During the course of the operation, Syrian anti-aircraft crews fired between three to four SA-5 anti-aircraft missiles at the Israeli fighter jets. All missed though that didn’t stop Assad from boasting that his air defense crews downed one plane – a claim roundly mocked on Twitter by Assad’s opposition.
Though the Israeli aircraft were never in any real danger, one of the missiles, which carries a 478lb warhead, appeared to be veering toward Israeli territory thus posing a direct threat to the safety and security of Israel’s citizens. Israeli aerial defense commanders decided in that split-second moment to deploy the Arrow ballistic missile interceptor. The air force is not disclosing whether it launched the Arrow 2 or the later-model Arrow 3.
The Arrow 3 was envisioned as Israel’s answer to Iran’s formidable ballistic missile arsenal and is designed to shoot down ICBMs while still in the earth’s stratosphere. Its use against anti-aircraft missiles was never contemplated.

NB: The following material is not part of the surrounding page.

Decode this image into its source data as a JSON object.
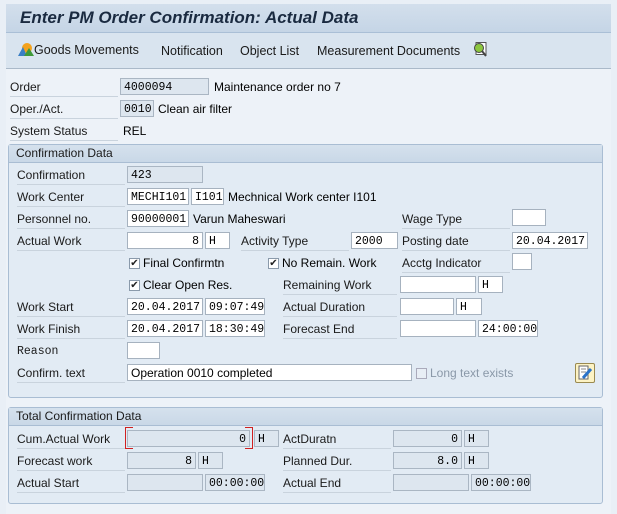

Nevertheless, the Arrow successfully intercepted the SA-5 transforming it into an expensive heap of scrap metal and sending its debris spiraling into the vicinity of Irbid in northern Jordan, startling frightened and mystified Jordanian onlookers and security personnel. It was the first time that the Arrow – part of Israel’s multi-tiered missile defense shield that also includes the David’s Sling platform and the combat proven Iron Dome – was used in live combat. It is also the first time in the history of warfare where an anti-ballistic missile intercepted an anti-aircraft missile, demonstrating the Arrow’s combat effectiveness, reliability and versatility.
The development of the Arrow met initial resistance due largely to budgetary concerns and the fact that Israel’s military planners generally think in terms of offense rather than defense. But the 1991 First Gulf War that witnessed 39 Scud missiles landing in Israel, changed the mindset. The U.S. made Patriot missiles, which were deployed to intercept incoming Scuds, provided entertaining fireworks displays but proved to be virtually useless against incoming Scuds. According to Moshe Arens, Israel’s then minister of defense and Dan Shamron, who was the army’s chief of staff, the Patriot may have intercepted one Scud, at best.
Clearly, there was a need for something better and Israel’s experts rolled up their sleeves and got to work, rolling out the first version of the Arrow in the mid-1990s. The platform became operational in 2000 and has undergone continuous upgrades and modifications since then.
When it comes to warfare, military doctrine and technology, Israel has always been at the cutting edge. In 1967 it provided the world with the modern-day equivalent of Shock and Awe. In 1973, its armored corps provided NATO with the operational know-how to defeat the threat of Soviet Sagger anti-tank guided missiles (ATGM). In 1982, it shocked the Soviets by deploying new weapons and tactics that rendered Soviet air-defenses and aircraft near obsolete and in 2012 and then again in 2014, it dazzled the world with its marvelous Iron Dome anti-rocket system.
Israel’s flurry of military activity against Hezbollah and Iranian interests in Syria conveys a clear message that it will not tolerate the transfer of sophisticated weapons to Hezbollah. It will also not permit Hezbollah or Iran to establish military bases near the Golan Heights that threaten Israel. The liquidation of Yasser al-Sayed, Samir Kuntar, Jihad Mughniyeh, Gen. Mohammad Ali Allahdadi and a laundry list of others at the hand of Israel, underscores this fact. Moreover, the strike against Iranian targets at T4 near Palmyra demonstrates that the IRGC and their Shia mercenaries are not immune from attack even when hiding behind Russian skirts.